▶ _TASK STATEMENT_
Lines with the word "Step" are the ones wanted. Copy each of them from the entries below.

── SUPPLIED DATA

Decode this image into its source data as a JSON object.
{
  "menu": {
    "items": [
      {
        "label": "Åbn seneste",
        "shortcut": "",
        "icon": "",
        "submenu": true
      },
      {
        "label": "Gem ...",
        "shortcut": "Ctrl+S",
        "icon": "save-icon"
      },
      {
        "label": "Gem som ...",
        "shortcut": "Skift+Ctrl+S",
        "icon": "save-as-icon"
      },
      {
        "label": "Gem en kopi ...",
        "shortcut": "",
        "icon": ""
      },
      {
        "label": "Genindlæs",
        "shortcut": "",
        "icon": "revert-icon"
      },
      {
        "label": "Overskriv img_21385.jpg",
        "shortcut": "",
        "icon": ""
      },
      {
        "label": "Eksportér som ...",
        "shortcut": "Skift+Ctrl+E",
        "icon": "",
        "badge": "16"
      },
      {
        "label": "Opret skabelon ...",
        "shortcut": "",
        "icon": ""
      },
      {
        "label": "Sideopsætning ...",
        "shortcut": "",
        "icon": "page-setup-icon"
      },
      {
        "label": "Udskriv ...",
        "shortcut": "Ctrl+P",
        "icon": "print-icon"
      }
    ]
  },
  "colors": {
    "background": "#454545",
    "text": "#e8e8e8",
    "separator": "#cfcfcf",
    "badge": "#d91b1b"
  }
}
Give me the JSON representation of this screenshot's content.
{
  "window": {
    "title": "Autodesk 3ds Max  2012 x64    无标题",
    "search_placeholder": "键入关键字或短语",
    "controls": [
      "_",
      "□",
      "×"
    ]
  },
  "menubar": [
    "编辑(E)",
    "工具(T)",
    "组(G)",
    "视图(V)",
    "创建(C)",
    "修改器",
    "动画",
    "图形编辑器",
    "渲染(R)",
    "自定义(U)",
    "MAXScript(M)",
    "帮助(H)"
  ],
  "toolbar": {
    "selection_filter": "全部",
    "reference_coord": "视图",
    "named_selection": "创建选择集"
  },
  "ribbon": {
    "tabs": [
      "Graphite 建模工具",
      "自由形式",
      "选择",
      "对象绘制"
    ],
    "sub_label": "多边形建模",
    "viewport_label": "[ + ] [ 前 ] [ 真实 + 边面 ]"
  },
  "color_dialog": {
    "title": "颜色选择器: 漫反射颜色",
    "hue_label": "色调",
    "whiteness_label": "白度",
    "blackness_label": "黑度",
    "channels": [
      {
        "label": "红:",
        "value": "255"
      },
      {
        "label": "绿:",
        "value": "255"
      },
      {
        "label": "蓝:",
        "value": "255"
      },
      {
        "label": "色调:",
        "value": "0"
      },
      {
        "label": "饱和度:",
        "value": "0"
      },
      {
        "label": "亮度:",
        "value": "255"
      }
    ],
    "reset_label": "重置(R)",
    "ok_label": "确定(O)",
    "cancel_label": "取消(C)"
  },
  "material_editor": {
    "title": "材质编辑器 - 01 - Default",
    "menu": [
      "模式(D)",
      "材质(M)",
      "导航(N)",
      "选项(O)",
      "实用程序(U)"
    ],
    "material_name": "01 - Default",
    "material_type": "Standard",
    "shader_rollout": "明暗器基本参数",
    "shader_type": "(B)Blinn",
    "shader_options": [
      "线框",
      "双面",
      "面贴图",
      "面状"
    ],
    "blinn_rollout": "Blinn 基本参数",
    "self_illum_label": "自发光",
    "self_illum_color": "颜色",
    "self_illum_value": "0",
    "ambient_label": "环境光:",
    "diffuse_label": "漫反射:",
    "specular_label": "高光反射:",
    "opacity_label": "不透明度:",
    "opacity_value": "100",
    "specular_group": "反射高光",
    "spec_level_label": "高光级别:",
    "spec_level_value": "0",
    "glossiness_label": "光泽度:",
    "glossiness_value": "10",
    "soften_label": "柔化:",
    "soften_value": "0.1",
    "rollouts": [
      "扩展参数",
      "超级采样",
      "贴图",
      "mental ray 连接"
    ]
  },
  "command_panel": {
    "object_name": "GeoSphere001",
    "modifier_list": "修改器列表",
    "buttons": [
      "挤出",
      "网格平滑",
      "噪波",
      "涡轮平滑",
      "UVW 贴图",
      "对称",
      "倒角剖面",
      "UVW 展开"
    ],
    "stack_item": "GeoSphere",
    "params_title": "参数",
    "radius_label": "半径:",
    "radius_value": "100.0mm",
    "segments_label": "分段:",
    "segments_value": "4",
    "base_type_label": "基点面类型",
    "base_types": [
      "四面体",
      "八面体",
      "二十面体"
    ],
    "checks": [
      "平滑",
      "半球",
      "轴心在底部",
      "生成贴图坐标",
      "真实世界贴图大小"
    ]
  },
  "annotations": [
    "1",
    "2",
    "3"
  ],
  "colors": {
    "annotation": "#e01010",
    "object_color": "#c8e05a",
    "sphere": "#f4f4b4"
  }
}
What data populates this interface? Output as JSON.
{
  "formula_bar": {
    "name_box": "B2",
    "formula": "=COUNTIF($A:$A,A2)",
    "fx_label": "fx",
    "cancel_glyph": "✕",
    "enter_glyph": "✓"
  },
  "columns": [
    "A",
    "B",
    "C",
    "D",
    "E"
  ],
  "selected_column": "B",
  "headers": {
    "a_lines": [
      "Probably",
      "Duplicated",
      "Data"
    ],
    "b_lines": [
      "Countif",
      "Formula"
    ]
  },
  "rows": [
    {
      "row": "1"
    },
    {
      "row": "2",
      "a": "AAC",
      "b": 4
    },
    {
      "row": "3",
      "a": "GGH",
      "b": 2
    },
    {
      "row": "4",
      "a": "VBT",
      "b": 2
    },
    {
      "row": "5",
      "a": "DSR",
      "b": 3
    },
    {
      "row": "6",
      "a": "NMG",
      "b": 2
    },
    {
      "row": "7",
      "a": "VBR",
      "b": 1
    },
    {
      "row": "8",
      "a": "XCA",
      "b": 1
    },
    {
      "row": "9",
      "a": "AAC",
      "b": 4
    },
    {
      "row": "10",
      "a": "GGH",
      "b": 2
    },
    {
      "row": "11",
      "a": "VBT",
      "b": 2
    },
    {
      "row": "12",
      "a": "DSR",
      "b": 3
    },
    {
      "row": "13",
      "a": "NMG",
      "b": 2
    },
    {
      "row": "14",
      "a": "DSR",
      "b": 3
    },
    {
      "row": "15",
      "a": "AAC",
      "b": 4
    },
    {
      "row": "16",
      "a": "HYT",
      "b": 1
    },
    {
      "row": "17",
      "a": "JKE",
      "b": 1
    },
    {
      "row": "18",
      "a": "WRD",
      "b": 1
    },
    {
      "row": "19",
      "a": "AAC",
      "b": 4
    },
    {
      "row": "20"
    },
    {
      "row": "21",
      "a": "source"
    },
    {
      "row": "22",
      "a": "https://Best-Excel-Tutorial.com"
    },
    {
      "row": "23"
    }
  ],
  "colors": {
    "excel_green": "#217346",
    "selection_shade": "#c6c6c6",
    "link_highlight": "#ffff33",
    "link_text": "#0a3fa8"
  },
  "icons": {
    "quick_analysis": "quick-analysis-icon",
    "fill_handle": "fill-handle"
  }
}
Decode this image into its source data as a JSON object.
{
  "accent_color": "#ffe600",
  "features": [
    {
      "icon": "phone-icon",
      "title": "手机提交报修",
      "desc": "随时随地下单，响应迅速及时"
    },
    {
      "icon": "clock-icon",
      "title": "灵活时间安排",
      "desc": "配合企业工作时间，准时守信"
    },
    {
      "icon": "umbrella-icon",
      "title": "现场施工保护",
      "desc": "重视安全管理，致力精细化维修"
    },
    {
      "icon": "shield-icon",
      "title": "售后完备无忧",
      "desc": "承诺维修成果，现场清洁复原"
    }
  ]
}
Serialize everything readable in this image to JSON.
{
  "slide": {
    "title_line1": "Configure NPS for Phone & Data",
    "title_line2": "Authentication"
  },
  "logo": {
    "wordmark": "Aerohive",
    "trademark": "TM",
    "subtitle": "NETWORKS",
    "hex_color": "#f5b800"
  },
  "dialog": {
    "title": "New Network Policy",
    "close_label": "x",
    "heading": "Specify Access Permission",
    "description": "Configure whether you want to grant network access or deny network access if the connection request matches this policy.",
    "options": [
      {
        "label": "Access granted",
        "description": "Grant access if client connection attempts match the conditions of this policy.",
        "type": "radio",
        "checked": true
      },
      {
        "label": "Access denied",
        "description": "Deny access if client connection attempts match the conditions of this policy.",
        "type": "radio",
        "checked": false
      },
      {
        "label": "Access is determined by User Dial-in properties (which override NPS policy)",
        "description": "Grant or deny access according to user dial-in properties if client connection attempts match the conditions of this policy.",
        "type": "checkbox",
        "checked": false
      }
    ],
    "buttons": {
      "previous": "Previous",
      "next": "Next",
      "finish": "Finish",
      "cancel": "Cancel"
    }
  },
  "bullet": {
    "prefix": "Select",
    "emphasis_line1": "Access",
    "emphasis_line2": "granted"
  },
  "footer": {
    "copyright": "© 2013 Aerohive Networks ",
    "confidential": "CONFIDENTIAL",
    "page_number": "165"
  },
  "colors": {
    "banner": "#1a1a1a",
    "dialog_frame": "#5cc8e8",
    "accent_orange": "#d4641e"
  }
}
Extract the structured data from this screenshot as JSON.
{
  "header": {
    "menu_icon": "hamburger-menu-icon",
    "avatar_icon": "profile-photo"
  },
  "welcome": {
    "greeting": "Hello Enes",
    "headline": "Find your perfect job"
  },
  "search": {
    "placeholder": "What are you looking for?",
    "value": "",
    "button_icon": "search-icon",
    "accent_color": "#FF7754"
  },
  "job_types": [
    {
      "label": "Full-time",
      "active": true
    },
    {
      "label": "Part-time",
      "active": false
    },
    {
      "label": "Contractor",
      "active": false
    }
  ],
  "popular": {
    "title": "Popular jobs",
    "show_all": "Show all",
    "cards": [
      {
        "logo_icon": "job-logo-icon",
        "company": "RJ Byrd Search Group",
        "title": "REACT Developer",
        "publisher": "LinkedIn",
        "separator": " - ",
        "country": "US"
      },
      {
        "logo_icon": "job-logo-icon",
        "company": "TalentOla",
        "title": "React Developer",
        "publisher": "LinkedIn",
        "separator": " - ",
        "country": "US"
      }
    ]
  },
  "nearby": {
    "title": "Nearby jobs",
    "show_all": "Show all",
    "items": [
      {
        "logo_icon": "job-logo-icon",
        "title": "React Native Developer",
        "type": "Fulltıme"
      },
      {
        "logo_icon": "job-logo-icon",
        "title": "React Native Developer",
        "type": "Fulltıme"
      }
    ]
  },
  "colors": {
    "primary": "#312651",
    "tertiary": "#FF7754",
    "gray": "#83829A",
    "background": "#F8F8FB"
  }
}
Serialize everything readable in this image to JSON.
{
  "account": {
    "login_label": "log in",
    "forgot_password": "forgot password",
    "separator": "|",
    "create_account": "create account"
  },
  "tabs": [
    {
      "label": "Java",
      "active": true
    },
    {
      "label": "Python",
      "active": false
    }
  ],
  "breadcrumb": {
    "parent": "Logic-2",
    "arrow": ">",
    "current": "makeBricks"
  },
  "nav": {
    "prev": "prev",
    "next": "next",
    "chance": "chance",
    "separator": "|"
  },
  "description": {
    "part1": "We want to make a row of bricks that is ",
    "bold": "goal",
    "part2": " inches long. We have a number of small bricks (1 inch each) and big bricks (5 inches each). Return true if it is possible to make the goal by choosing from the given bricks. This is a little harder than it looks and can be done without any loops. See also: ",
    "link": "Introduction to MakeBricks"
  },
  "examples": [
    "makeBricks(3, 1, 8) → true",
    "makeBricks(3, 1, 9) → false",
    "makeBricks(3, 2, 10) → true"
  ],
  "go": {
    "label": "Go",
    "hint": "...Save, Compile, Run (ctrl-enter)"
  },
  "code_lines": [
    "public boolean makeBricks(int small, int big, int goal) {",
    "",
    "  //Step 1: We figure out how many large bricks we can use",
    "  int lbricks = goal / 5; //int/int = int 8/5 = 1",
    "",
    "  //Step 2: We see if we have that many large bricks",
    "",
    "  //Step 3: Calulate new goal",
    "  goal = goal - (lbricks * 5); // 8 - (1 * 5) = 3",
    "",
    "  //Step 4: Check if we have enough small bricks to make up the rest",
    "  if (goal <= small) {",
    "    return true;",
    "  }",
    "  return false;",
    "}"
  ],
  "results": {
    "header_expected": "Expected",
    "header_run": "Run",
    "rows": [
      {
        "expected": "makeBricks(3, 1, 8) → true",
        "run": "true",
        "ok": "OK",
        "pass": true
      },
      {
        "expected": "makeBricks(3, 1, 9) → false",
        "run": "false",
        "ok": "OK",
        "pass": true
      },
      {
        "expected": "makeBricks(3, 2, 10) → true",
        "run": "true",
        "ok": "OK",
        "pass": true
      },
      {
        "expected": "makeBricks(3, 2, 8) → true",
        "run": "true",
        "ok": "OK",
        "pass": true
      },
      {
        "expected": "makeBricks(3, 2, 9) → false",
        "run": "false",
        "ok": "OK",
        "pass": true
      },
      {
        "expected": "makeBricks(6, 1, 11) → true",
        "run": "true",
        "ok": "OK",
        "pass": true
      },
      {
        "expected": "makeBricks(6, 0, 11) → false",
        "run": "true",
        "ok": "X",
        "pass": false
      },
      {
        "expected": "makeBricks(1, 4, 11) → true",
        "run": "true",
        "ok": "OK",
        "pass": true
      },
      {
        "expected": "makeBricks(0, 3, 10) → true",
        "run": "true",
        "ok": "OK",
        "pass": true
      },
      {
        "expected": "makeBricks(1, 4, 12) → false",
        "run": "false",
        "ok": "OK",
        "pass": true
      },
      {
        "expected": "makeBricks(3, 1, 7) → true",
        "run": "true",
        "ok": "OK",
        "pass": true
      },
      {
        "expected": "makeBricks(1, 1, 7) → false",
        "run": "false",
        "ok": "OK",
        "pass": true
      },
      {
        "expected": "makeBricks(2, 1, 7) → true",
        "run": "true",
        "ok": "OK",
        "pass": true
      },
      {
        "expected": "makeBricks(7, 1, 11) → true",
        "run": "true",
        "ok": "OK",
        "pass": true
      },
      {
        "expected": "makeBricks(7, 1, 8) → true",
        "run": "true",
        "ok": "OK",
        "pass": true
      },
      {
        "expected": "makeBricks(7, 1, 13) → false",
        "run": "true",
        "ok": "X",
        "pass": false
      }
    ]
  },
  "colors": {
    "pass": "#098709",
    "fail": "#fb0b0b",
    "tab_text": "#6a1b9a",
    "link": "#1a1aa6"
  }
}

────

▶ _TASK SOLUTION_
    "  //Step 1: We figure out how many large bricks we can use",
    "  //Step 2: We see if we have that many large bricks",
    "  //Step 3: Calulate new goal",
    "  //Step 4: Check if we have enough small bricks to make up the rest",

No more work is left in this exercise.